Spring is finally here…for some of us, at least. With this new season comes a huge variety of delicious seasonal fruits and veggies. This is the a perfect time to get the whole family in on the fun of seasonal foods—toddlers included. Seasonal eating is a great way to help your toddler explore new flavors and textures so they can grow to love a variety of healthy foods. Let’s take a look at some springtime staples that are both parent- and toddler- approved:
Strawberries. In my house, spring has come to mean one thing: strawberry season. Sure, spring brings a lot of other great things, like flowers and more time spent outdoors, but nothing can beat a fresh, ripe strawberry at the peak of its season. Toddlers and young children can enjoy strawberries in a variety of ways. Strawberries are a great finger food when cut into sections that your toddler can pick up easily. You can also mix mashed or pureed strawberries with unsweetened Greek yogurt for a tangy snack with some extra protein and calcium.
Corn. For younger toddlers, corn can be served creamed or mashed to prevent choking on the kernels. When your child is old enough to grasp small pieces of food (this usually happens around the time they can sit up independently), you can serve it in its full kernel form to let them explore the food while honing their fine motor skills.

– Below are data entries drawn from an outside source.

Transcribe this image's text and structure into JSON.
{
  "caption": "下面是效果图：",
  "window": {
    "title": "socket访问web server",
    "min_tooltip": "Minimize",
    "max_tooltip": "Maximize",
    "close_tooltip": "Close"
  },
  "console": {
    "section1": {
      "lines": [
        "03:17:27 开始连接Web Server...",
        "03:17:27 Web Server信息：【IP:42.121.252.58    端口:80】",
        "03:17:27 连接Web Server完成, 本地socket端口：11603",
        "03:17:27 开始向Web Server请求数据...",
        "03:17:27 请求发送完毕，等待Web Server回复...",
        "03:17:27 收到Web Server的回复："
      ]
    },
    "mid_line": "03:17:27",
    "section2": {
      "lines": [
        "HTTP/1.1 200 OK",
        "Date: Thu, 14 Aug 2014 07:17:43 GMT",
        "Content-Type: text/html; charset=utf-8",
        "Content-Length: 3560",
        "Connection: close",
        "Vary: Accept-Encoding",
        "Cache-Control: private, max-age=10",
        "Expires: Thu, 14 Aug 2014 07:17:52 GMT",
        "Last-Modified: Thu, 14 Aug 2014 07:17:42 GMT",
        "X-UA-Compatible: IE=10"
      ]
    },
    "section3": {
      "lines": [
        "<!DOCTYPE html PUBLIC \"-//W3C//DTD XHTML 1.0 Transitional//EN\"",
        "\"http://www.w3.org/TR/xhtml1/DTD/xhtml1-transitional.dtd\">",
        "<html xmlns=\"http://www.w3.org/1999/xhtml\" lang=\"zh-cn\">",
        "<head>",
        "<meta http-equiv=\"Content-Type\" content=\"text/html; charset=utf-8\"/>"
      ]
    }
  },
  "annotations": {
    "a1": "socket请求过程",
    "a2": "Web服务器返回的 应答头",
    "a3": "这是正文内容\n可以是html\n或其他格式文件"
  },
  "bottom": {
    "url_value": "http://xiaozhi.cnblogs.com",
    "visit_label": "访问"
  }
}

Asparagus. Get adventurous with spring produce and introduce your toddler to some more “advanced” flavors. Asparagus, like many of these other spring fruits and veggies, can be served pureed to younger children. It can also be served as a finger food, as long as it’s well-cooked and cut up into smaller pieces that are easy to grasp.
Spinach. This is the final frontier for many toddlers. Spinach can be a hard food for many to accept, but it’s worth a little extra effort to get this nutrient-rich food on heavy rotation in your toddler’s diet. Try chopping spinach finely and mixing in an egg scramble. While it works as a finger food for toddlers, it’s a quick and easy meal for parents as well.
While you’re enjoying the seasonal produce of spring, remember that mealtimes are are a learning experience for toddlers. Not only are they learning how to enjoy a variety of tastes and flavors—they are building healthy eating patterns for life. Try to stay consistent and positive. Even if a toddler doesn’t accept a food the first time, you may be surprised to find that they’ll accept the food on the second or third (...or fiftieth) attempt.
Published March 2018